*Data for analysis:*
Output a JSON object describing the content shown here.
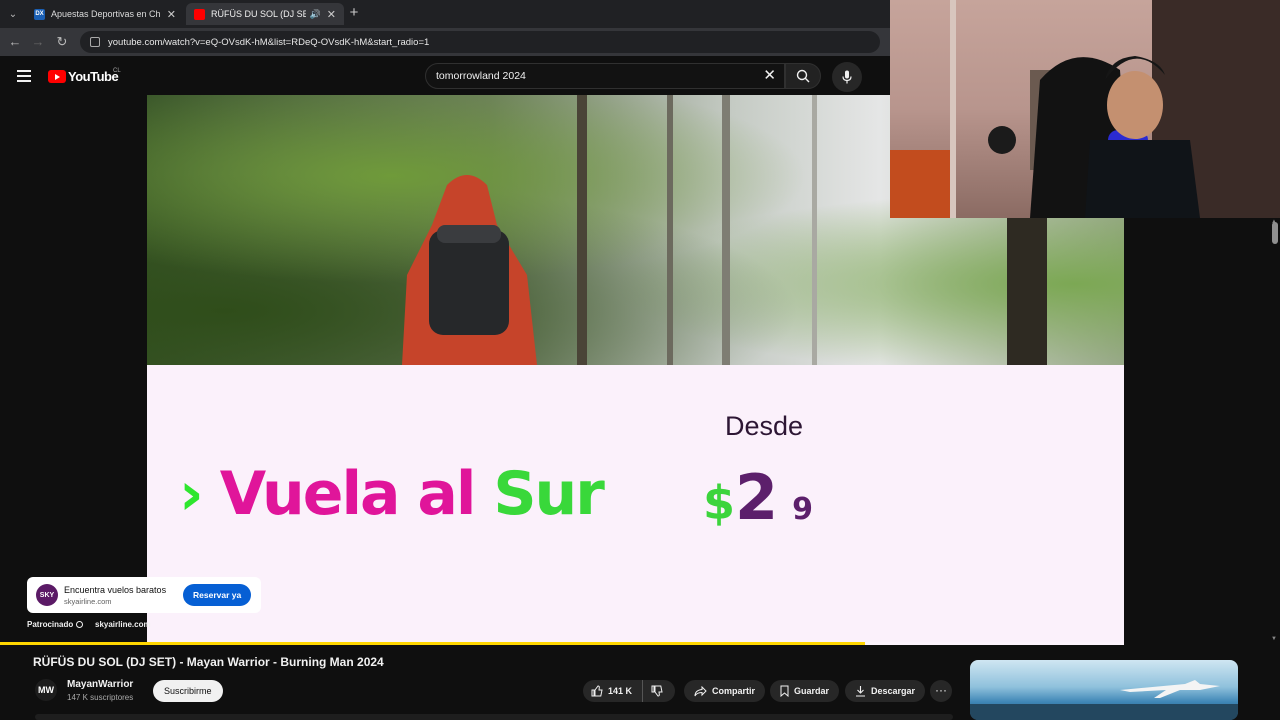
{
  "browser": {
    "tabs": [
      {
        "favicon": "DX",
        "title": "Apuestas Deportivas en Chile |",
        "active": false
      },
      {
        "favicon": "yt",
        "title": "RÜFÜS DU SOL (DJ SET) - M",
        "active": true
      }
    ],
    "url": "youtube.com/watch?v=eQ-OVsdK-hM&list=RDeQ-OVsdK-hM&start_radio=1"
  },
  "youtube": {
    "logo_text": "YouTube",
    "country": "CL",
    "search_query": "tomorrowland 2024"
  },
  "ad_video": {
    "slogan_chevron": "›",
    "slogan_part1": "Vuela al",
    "slogan_part2": "Sur",
    "desde": "Desde",
    "price_symbol": "$",
    "price_digit": "2",
    "price_partial": "9",
    "brand_color_pink": "#e0159a",
    "brand_color_green": "#39d83a",
    "brand_color_purple": "#5c1f6b"
  },
  "ad_overlay": {
    "avatar_text": "SKY",
    "title": "Encuentra vuelos baratos",
    "domain": "skyairline.com",
    "cta": "Reservar ya",
    "sponsored_label": "Patrocinado",
    "sponsor_domain": "skyairline.com"
  },
  "playback": {
    "progress_fraction": 0.77
  },
  "video": {
    "title": "RÜFÜS DU SOL (DJ SET) - Mayan Warrior - Burning Man 2024",
    "channel_avatar": "MW",
    "channel": "MayanWarrior",
    "subscribers": "147 K suscriptores",
    "subscribe_label": "Suscribirme",
    "likes": "141 K",
    "share_label": "Compartir",
    "save_label": "Guardar",
    "download_label": "Descargar",
    "more_label": "···"
  }
}
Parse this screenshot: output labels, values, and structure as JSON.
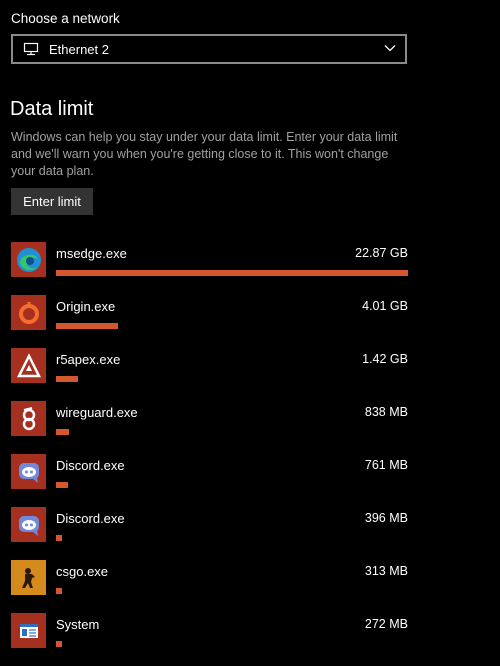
{
  "network": {
    "label": "Choose a network",
    "selected": "Ethernet 2"
  },
  "data_limit": {
    "title": "Data limit",
    "description": "Windows can help you stay under your data limit. Enter your data limit and we'll warn you when you're getting close to it. This won't change your data plan.",
    "button_label": "Enter limit"
  },
  "colors": {
    "bar": "#d5572f",
    "icon_bg": "#a63020"
  },
  "apps": [
    {
      "name": "msedge.exe",
      "size": "22.87 GB",
      "usage_fraction": 1.0,
      "icon": "edge-icon"
    },
    {
      "name": "Origin.exe",
      "size": "4.01 GB",
      "usage_fraction": 0.175,
      "icon": "origin-icon"
    },
    {
      "name": "r5apex.exe",
      "size": "1.42 GB",
      "usage_fraction": 0.062,
      "icon": "apex-icon"
    },
    {
      "name": "wireguard.exe",
      "size": "838 MB",
      "usage_fraction": 0.036,
      "icon": "wireguard-icon"
    },
    {
      "name": "Discord.exe",
      "size": "761 MB",
      "usage_fraction": 0.033,
      "icon": "discord-icon"
    },
    {
      "name": "Discord.exe",
      "size": "396 MB",
      "usage_fraction": 0.017,
      "icon": "discord-icon"
    },
    {
      "name": "csgo.exe",
      "size": "313 MB",
      "usage_fraction": 0.014,
      "icon": "csgo-icon"
    },
    {
      "name": "System",
      "size": "272 MB",
      "usage_fraction": 0.012,
      "icon": "system-icon"
    }
  ]
}
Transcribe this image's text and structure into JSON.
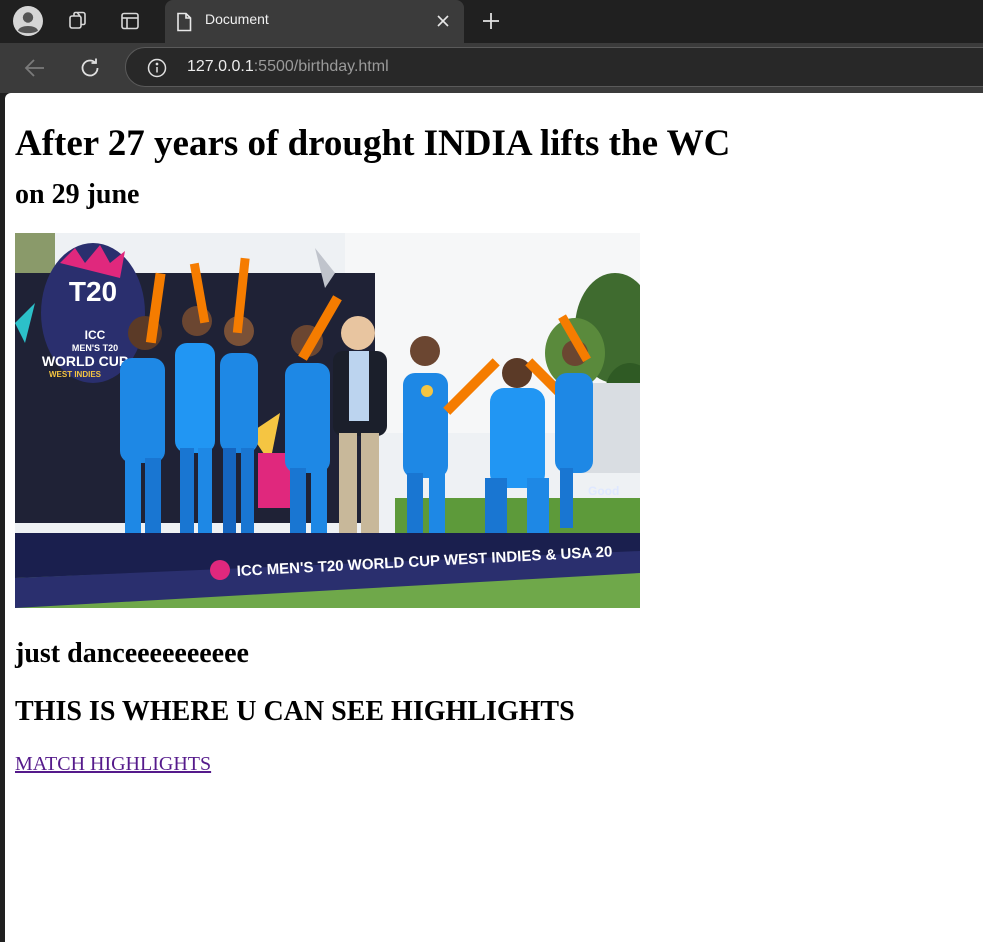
{
  "browser": {
    "tab_title": "Document",
    "url_host": "127.0.0.1",
    "url_rest": ":5500/birthday.html"
  },
  "page": {
    "heading": "After 27 years of drought INDIA lifts the WC",
    "date_line": "on 29 june",
    "image": {
      "badge_number": "T20",
      "badge_line1": "ICC",
      "badge_line2": "MEN'S T20",
      "badge_line3": "WORLD CUP",
      "badge_line4": "WEST INDIES",
      "banner_text": "ICC MEN'S T20 WORLD CUP WEST INDIES & USA 20",
      "sponsor": "Good"
    },
    "dance_line": "just danceeeeeeeeee",
    "highlights_heading": "THIS IS WHERE U CAN SEE HIGHLIGHTS",
    "highlights_link": "MATCH HIGHLIGHTS"
  },
  "colors": {
    "link_visited": "#551a8b",
    "jersey_blue": "#1e88e5",
    "jersey_orange": "#f57c00",
    "stage_navy": "#1a1f4e",
    "brand_pink": "#e0287d"
  }
}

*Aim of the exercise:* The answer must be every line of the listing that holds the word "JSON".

*Result of this task:*
Output a JSON object describing the content shown here.
Parse this screenshot: output labels, values, and structure as JSON.
Transcribe this image's text and structure into JSON.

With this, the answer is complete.